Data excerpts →

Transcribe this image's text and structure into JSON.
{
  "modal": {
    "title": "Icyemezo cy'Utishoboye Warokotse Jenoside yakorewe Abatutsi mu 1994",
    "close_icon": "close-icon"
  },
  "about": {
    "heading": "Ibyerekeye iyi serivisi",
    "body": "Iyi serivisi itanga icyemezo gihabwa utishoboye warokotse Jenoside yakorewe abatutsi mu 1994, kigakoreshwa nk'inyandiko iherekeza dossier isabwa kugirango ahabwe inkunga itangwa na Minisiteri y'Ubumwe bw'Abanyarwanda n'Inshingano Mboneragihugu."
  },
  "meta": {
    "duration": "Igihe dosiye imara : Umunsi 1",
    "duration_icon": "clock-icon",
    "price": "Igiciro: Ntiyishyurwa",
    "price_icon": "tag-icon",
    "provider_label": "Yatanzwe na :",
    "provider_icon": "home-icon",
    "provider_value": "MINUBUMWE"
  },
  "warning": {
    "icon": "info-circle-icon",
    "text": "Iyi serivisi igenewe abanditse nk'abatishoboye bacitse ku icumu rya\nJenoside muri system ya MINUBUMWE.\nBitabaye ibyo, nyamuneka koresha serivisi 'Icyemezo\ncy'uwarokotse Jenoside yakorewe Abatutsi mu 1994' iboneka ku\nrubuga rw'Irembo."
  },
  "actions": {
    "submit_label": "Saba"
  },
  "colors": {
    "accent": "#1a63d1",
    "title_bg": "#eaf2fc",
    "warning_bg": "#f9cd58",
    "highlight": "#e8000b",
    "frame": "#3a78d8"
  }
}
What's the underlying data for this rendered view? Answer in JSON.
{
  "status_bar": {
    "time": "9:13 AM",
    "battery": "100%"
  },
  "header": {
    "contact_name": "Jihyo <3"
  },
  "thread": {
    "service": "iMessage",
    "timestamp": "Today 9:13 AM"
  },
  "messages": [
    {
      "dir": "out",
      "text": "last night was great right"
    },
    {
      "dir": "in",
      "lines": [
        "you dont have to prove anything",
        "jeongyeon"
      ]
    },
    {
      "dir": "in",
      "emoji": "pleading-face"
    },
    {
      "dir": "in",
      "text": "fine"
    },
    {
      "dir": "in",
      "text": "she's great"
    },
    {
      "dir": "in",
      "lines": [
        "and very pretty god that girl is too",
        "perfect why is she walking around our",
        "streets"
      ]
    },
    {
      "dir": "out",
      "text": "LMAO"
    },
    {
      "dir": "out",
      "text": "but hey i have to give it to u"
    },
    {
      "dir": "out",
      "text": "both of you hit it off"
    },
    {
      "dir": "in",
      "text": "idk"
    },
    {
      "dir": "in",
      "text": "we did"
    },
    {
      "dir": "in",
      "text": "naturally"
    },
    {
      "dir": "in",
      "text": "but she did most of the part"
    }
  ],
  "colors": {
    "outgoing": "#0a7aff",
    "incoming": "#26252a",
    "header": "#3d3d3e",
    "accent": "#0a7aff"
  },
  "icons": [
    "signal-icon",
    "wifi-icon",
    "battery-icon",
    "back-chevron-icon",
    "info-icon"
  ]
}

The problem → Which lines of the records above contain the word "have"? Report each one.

Response to the exercise →
        "you dont have to prove anything",
      "text": "but hey i have to give it to u"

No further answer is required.